▶ **What the task requires**:
Going through the lines below, tally those that include "object", and give only the number.

--------------------

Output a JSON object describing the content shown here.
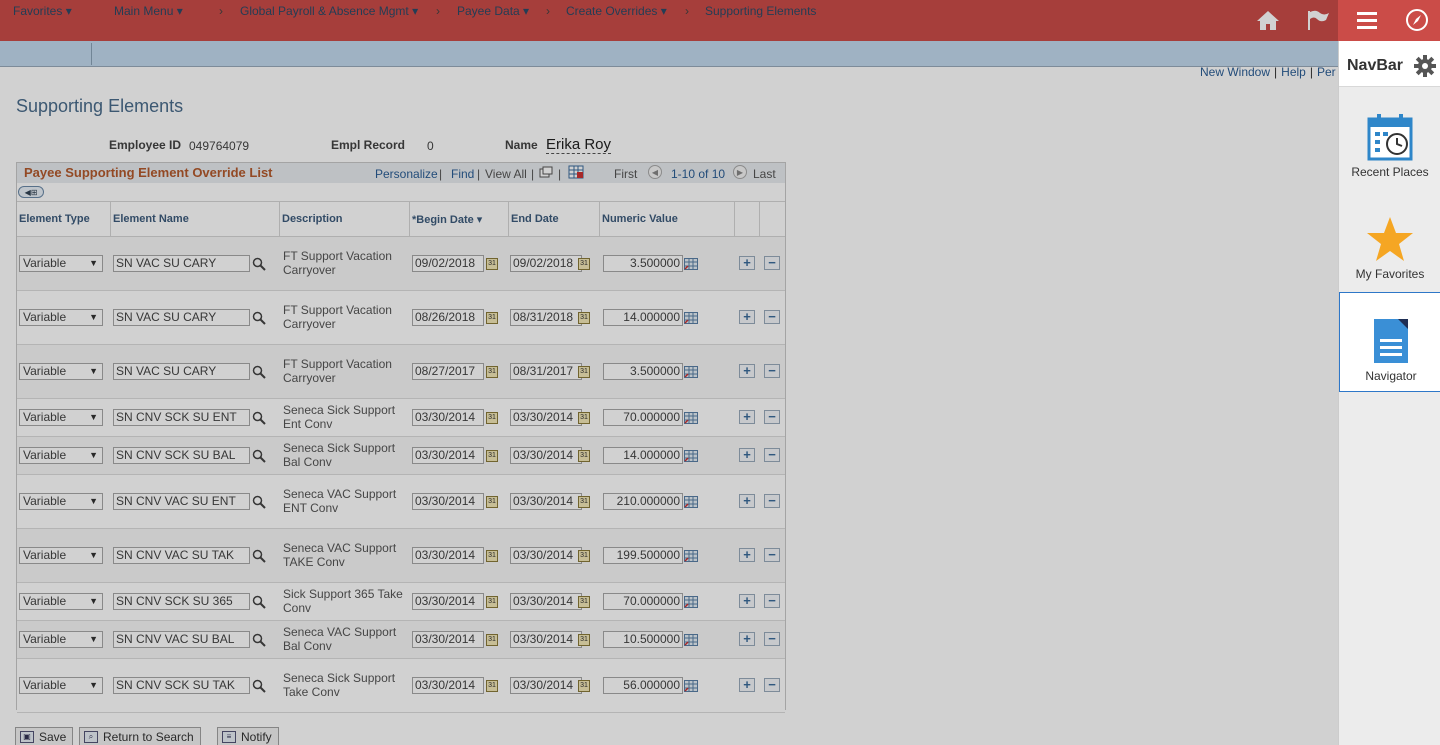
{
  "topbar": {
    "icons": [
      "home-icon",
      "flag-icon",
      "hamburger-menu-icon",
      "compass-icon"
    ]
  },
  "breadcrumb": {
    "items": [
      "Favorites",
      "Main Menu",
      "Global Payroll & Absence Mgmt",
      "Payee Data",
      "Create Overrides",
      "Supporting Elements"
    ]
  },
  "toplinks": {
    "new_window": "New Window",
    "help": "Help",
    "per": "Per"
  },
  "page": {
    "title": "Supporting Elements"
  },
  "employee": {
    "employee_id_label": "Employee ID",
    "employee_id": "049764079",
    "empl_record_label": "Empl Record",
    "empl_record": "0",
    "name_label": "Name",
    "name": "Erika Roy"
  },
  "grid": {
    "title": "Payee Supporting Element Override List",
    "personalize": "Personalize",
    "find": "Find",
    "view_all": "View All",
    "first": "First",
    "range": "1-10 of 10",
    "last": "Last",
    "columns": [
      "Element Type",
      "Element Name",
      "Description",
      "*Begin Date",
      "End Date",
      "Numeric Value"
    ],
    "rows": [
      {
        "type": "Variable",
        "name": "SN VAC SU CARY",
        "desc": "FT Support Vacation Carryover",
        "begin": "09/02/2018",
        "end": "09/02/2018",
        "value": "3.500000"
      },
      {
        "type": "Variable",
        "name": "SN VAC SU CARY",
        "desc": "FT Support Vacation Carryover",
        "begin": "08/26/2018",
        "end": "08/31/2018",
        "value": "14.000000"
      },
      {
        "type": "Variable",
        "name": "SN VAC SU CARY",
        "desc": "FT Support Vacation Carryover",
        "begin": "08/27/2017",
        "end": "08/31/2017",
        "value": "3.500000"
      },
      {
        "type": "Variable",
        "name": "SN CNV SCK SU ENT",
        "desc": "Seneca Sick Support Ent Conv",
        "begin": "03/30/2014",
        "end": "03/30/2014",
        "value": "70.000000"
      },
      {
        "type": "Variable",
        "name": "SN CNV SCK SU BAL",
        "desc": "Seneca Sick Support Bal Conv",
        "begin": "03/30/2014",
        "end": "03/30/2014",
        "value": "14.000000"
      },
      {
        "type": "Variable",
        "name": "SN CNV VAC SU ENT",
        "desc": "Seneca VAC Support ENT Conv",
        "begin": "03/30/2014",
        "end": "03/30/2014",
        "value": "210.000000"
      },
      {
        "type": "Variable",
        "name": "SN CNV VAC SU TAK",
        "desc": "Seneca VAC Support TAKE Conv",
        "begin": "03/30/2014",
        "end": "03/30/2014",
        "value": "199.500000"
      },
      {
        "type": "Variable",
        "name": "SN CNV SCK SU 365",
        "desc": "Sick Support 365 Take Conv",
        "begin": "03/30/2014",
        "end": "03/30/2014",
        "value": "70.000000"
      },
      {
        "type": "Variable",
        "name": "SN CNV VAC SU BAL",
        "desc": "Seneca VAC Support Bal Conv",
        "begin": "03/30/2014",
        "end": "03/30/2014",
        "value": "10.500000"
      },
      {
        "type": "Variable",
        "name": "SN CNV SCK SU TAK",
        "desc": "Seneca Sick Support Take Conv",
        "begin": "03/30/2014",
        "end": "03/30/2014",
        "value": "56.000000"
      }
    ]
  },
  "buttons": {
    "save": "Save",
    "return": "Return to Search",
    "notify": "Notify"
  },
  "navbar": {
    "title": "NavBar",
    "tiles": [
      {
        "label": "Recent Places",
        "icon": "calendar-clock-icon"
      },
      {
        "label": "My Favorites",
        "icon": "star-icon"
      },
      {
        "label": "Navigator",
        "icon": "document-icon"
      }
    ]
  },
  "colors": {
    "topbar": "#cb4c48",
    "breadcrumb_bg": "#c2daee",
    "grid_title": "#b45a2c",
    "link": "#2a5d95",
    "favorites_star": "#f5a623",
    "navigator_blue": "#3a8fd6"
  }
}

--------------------

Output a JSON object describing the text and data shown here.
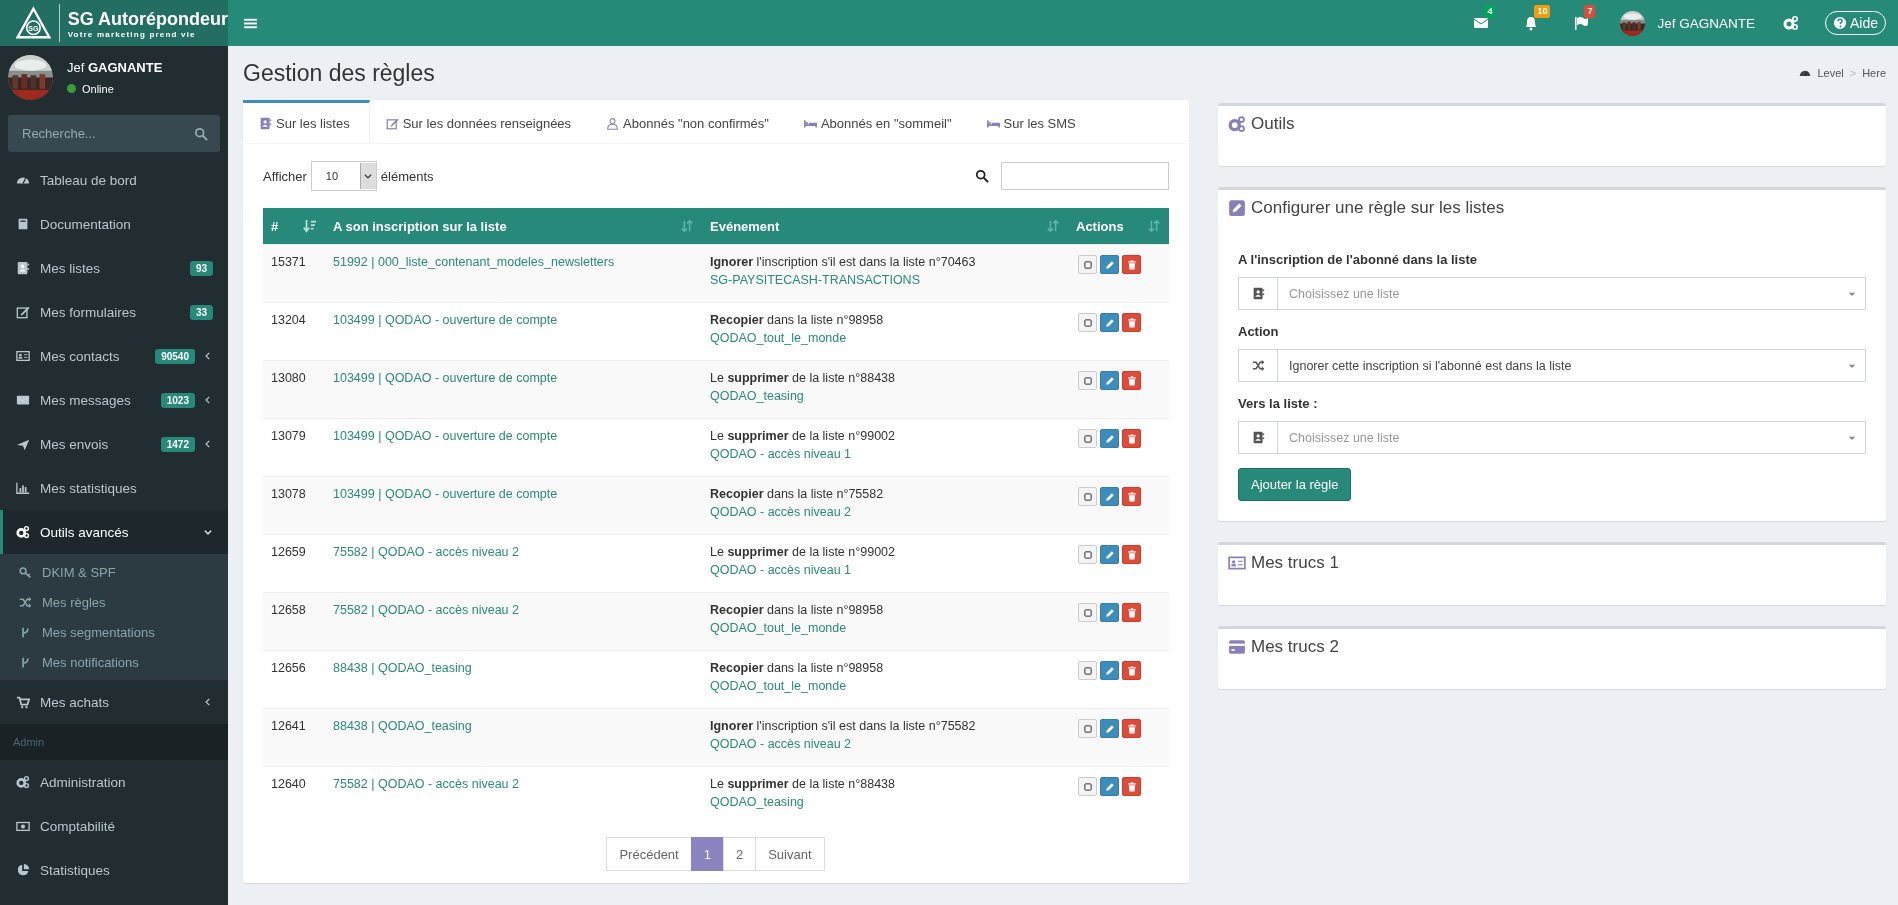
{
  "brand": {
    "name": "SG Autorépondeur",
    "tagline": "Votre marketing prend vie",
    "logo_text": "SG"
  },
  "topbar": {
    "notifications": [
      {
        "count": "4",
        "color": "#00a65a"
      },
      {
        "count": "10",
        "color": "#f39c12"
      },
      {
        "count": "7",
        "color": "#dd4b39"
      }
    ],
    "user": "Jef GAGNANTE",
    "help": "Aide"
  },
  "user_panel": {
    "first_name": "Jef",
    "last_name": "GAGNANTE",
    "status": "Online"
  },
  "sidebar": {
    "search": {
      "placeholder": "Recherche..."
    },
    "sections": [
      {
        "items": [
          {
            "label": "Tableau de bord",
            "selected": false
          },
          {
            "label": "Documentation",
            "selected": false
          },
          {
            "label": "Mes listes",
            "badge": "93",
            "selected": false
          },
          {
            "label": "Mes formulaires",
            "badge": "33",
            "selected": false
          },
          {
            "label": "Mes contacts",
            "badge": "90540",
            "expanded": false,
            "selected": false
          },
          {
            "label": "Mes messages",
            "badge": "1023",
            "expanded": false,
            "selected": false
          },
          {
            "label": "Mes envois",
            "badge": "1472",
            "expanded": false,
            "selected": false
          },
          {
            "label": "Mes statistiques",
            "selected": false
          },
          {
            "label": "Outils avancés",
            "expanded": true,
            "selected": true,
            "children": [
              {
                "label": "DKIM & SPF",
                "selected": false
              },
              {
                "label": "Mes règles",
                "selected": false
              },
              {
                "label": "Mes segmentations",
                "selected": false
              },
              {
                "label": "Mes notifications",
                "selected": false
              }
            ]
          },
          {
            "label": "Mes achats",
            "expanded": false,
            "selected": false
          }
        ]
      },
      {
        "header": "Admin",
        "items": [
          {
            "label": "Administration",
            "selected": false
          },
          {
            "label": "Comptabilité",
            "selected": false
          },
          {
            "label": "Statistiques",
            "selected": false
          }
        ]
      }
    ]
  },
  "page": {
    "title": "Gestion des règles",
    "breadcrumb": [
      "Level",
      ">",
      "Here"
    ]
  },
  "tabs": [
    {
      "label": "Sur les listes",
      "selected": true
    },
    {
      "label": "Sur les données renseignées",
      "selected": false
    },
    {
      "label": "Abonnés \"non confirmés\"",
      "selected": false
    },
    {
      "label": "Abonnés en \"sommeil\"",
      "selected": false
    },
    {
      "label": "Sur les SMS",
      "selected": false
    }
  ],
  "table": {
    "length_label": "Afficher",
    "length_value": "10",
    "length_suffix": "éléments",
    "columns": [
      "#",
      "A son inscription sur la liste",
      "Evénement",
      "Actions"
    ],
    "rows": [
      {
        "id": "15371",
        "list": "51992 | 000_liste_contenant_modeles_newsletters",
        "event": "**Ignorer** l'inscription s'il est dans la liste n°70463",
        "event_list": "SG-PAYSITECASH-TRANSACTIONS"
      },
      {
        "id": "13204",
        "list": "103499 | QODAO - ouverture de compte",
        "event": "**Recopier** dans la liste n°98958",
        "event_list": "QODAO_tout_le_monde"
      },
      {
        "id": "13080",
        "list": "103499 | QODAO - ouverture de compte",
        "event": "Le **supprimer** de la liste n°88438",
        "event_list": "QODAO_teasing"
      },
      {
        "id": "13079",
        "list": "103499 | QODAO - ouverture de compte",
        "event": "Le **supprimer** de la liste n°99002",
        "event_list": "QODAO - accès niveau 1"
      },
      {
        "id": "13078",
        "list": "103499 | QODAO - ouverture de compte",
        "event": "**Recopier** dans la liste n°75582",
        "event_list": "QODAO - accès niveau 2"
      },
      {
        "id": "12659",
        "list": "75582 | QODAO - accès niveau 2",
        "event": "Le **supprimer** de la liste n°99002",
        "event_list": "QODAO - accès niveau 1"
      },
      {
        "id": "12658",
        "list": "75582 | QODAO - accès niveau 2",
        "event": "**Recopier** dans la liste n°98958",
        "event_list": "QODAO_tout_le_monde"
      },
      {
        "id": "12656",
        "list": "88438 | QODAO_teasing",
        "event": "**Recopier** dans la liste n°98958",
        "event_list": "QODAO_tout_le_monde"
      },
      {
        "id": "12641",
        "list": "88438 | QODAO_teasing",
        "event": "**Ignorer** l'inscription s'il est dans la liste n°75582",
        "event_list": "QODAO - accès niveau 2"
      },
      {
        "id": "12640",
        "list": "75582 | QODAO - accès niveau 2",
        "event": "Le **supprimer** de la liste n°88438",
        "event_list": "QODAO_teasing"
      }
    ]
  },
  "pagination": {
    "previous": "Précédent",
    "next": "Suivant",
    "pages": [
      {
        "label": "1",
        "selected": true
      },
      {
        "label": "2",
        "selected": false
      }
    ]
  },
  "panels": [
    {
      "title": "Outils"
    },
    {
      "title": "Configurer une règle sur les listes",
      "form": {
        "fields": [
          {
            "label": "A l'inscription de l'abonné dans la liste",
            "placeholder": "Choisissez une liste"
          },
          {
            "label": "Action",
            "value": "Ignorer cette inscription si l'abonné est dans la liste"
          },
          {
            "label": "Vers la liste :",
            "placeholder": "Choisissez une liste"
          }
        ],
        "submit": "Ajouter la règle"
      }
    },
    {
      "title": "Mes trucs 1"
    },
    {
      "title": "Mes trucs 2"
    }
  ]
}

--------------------

▶ **Response to the task**:
2